*** Provided data Section Begins ***
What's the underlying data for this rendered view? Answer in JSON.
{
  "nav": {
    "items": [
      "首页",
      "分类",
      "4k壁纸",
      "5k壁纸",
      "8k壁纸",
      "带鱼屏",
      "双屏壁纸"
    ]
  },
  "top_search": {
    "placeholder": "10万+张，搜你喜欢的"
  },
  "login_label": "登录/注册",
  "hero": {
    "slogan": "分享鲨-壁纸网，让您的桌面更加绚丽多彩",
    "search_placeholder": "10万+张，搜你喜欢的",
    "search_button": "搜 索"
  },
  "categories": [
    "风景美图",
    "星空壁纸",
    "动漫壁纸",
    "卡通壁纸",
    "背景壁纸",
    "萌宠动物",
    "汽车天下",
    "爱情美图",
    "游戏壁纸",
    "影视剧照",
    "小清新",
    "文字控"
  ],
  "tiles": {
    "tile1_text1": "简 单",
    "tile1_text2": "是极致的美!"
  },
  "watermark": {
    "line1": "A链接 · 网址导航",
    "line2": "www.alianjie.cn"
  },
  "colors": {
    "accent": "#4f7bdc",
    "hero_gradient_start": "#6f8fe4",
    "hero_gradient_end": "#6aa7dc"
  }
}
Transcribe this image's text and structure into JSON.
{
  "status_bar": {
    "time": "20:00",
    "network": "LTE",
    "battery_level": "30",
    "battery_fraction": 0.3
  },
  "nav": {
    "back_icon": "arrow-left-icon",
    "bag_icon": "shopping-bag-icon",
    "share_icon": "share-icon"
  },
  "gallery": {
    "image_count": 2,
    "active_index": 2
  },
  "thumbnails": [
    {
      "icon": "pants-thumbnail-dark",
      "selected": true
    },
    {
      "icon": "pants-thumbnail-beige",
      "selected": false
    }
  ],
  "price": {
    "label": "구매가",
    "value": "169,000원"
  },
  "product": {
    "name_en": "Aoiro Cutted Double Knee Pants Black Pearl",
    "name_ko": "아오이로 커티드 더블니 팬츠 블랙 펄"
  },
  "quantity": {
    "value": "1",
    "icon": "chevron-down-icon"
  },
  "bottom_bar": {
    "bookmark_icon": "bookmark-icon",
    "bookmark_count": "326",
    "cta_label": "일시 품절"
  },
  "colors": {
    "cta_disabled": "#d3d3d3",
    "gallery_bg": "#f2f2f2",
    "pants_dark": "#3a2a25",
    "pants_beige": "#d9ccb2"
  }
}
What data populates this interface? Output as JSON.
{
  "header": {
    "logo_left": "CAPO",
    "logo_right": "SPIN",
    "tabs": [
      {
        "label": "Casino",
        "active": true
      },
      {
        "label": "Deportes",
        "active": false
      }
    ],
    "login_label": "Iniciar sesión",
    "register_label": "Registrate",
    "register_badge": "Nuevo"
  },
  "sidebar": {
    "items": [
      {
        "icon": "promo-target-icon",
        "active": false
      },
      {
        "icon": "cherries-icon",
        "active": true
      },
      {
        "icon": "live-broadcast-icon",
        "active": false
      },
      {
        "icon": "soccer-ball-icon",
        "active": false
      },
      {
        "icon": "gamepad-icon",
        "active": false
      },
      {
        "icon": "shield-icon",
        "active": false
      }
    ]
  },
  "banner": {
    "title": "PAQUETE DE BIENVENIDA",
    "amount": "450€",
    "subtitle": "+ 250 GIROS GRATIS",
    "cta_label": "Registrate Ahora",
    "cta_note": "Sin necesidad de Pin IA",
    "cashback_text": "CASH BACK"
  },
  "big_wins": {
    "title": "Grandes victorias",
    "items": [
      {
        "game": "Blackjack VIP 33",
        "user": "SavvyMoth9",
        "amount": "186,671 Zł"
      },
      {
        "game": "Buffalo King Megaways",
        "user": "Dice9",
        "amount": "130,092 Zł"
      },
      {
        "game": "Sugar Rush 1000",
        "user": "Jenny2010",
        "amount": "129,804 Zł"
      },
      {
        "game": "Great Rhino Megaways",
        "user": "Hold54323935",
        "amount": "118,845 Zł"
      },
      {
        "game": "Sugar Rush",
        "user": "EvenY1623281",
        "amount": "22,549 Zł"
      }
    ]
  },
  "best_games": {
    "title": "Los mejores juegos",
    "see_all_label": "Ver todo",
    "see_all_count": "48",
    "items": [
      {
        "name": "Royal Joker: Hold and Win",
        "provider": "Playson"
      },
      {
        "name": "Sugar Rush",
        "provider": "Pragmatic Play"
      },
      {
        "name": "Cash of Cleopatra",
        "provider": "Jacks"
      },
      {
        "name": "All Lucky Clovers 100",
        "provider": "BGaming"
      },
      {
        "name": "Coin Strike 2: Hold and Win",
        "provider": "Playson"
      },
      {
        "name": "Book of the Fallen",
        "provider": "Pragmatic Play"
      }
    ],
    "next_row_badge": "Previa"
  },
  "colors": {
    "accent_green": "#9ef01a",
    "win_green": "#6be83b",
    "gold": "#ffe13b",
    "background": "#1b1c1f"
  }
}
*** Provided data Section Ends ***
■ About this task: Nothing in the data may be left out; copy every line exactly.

■ Solved exercise:
What's the underlying data for this rendered view? Answer in JSON.
{
  "nav": {
    "items": [
      "首页",
      "分类",
      "4k壁纸",
      "5k壁纸",
      "8k壁纸",
      "带鱼屏",
      "双屏壁纸"
    ]
  },
  "top_search": {
    "placeholder": "10万+张，搜你喜欢的"
  },
  "login_label": "登录/注册",
  "hero": {
    "slogan": "分享鲨-壁纸网，让您的桌面更加绚丽多彩",
    "search_placeholder": "10万+张，搜你喜欢的",
    "search_button": "搜 索"
  },
  "categories": [
    "风景美图",
    "星空壁纸",
    "动漫壁纸",
    "卡通壁纸",
    "背景壁纸",
    "萌宠动物",
    "汽车天下",
    "爱情美图",
    "游戏壁纸",
    "影视剧照",
    "小清新",
    "文字控"
  ],
  "tiles": {
    "tile1_text1": "简 单",
    "tile1_text2": "是极致的美!"
  },
  "watermark": {
    "line1": "A链接 · 网址导航",
    "line2": "www.alianjie.cn"
  },
  "colors": {
    "accent": "#4f7bdc",
    "hero_gradient_start": "#6f8fe4",
    "hero_gradient_end": "#6aa7dc"
  }
}
Transcribe this image's text and structure into JSON.
{
  "status_bar": {
    "time": "20:00",
    "network": "LTE",
    "battery_level": "30",
    "battery_fraction": 0.3
  },
  "nav": {
    "back_icon": "arrow-left-icon",
    "bag_icon": "shopping-bag-icon",
    "share_icon": "share-icon"
  },
  "gallery": {
    "image_count": 2,
    "active_index": 2
  },
  "thumbnails": [
    {
      "icon": "pants-thumbnail-dark",
      "selected": true
    },
    {
      "icon": "pants-thumbnail-beige",
      "selected": false
    }
  ],
  "price": {
    "label": "구매가",
    "value": "169,000원"
  },
  "product": {
    "name_en": "Aoiro Cutted Double Knee Pants Black Pearl",
    "name_ko": "아오이로 커티드 더블니 팬츠 블랙 펄"
  },
  "quantity": {
    "value": "1",
    "icon": "chevron-down-icon"
  },
  "bottom_bar": {
    "bookmark_icon": "bookmark-icon",
    "bookmark_count": "326",
    "cta_label": "일시 품절"
  },
  "colors": {
    "cta_disabled": "#d3d3d3",
    "gallery_bg": "#f2f2f2",
    "pants_dark": "#3a2a25",
    "pants_beige": "#d9ccb2"
  }
}
What data populates this interface? Output as JSON.
{
  "header": {
    "logo_left": "CAPO",
    "logo_right": "SPIN",
    "tabs": [
      {
        "label": "Casino",
        "active": true
      },
      {
        "label": "Deportes",
        "active": false
      }
    ],
    "login_label": "Iniciar sesión",
    "register_label": "Registrate",
    "register_badge": "Nuevo"
  },
  "sidebar": {
    "items": [
      {
        "icon": "promo-target-icon",
        "active": false
      },
      {
        "icon": "cherries-icon",
        "active": true
      },
      {
        "icon": "live-broadcast-icon",
        "active": false
      },
      {
        "icon": "soccer-ball-icon",
        "active": false
      },
      {
        "icon": "gamepad-icon",
        "active": false
      },
      {
        "icon": "shield-icon",
        "active": false
      }
    ]
  },
  "banner": {
    "title": "PAQUETE DE BIENVENIDA",
    "amount": "450€",
    "subtitle": "+ 250 GIROS GRATIS",
    "cta_label": "Registrate Ahora",
    "cta_note": "Sin necesidad de Pin IA",
    "cashback_text": "CASH BACK"
  },
  "big_wins": {
    "title": "Grandes victorias",
    "items": [
      {
        "game": "Blackjack VIP 33",
        "user": "SavvyMoth9",
        "amount": "186,671 Zł"
      },
      {
        "game": "Buffalo King Megaways",
        "user": "Dice9",
        "amount": "130,092 Zł"
      },
      {
        "game": "Sugar Rush 1000",
        "user": "Jenny2010",
        "amount": "129,804 Zł"
      },
      {
        "game": "Great Rhino Megaways",
        "user": "Hold54323935",
        "amount": "118,845 Zł"
      },
      {
        "game": "Sugar Rush",
        "user": "EvenY1623281",
        "amount": "22,549 Zł"
      }
    ]
  },
  "best_games": {
    "title": "Los mejores juegos",
    "see_all_label": "Ver todo",
    "see_all_count": "48",
    "items": [
      {
        "name": "Royal Joker: Hold and Win",
        "provider": "Playson"
      },
      {
        "name": "Sugar Rush",
        "provider": "Pragmatic Play"
      },
      {
        "name": "Cash of Cleopatra",
        "provider": "Jacks"
      },
      {
        "name": "All Lucky Clovers 100",
        "provider": "BGaming"
      },
      {
        "name": "Coin Strike 2: Hold and Win",
        "provider": "Playson"
      },
      {
        "name": "Book of the Fallen",
        "provider": "Pragmatic Play"
      }
    ],
    "next_row_badge": "Previa"
  },
  "colors": {
    "accent_green": "#9ef01a",
    "win_green": "#6be83b",
    "gold": "#ffe13b",
    "background": "#1b1c1f"
  }
}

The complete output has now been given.